Tim Fleury, a field specialist for the UNH Extension in Merrimack County, which is infested, posted a video to YouTube on June 9, 2017 that explains how to identify infested ash trees on your own property. “Usually we don’t notice it until the woodpeckers show it to us,” he said. “I call it zen and the art of detecting ash borers. Until the woodpeckers let us see it, we’re not going to find it.”
The birds strip the bark from the trunks in an effort to uncover the larvae, which live in the cambium layer. This layer carries most of the nutrients throughout the tree and also is a place for cell division, producing both bark and wood cells. The stripping process, Fleury said, is called “blonding” because it leaves a light colored patch of exposed cambium on the trunk. The blonding reveals “galleries” where the larvae have eaten their way through the cambium.
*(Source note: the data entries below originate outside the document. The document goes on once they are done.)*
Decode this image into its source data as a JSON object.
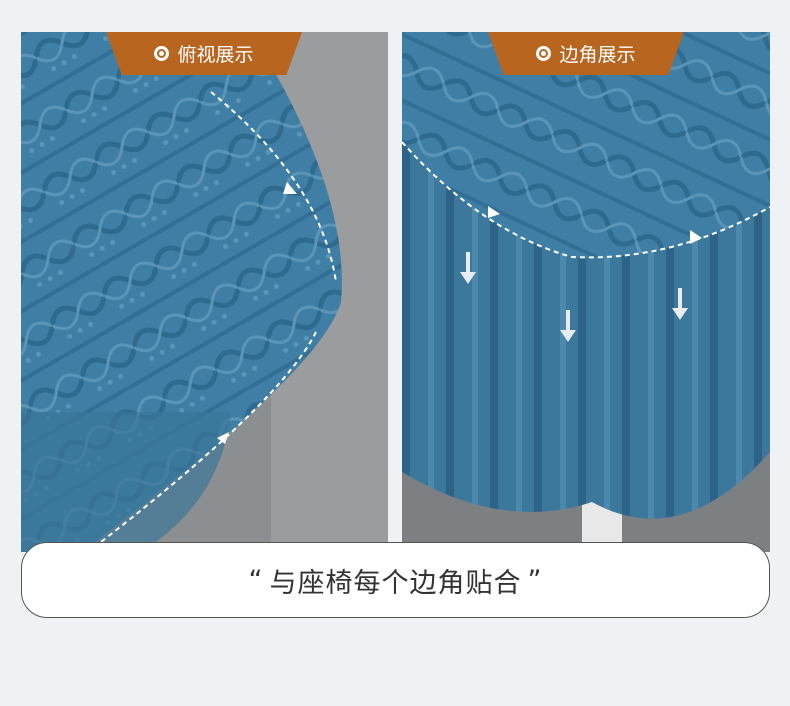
{
  "panels": [
    {
      "label": "俯视展示",
      "icon": "ring-dot-icon"
    },
    {
      "label": "边角展示",
      "icon": "ring-dot-icon"
    }
  ],
  "caption": {
    "open_quote": "“",
    "text": "与座椅每个边角贴合",
    "close_quote": "”"
  },
  "colors": {
    "background": "#eff2f5",
    "tag": "#b7651f",
    "fabric": "#3f7fa6",
    "floor": "#8a8d8f"
  }
}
Adult EABs mate at the top of the tree and then the female climbs down through the branches, laying eggs has she goes. The tree is fully infested, said Fleury, by the time the insects are close enough to the ground to observe.
New Hampshire enacted an “exterior” firewood quarantine in 2011, two years before infestation, prohibiting importation of firewood from out of state. New York, Vermont, and Maine have similar bans. The regulations were recently updated — the comment period ended June 15 — to adopt a more specific definition of “firewood”; lower certified heat treatment standards used to exempt wood from regulation; and changes to eligibility for compliance agreements that allow wood importation.
-- BILL CHAISSON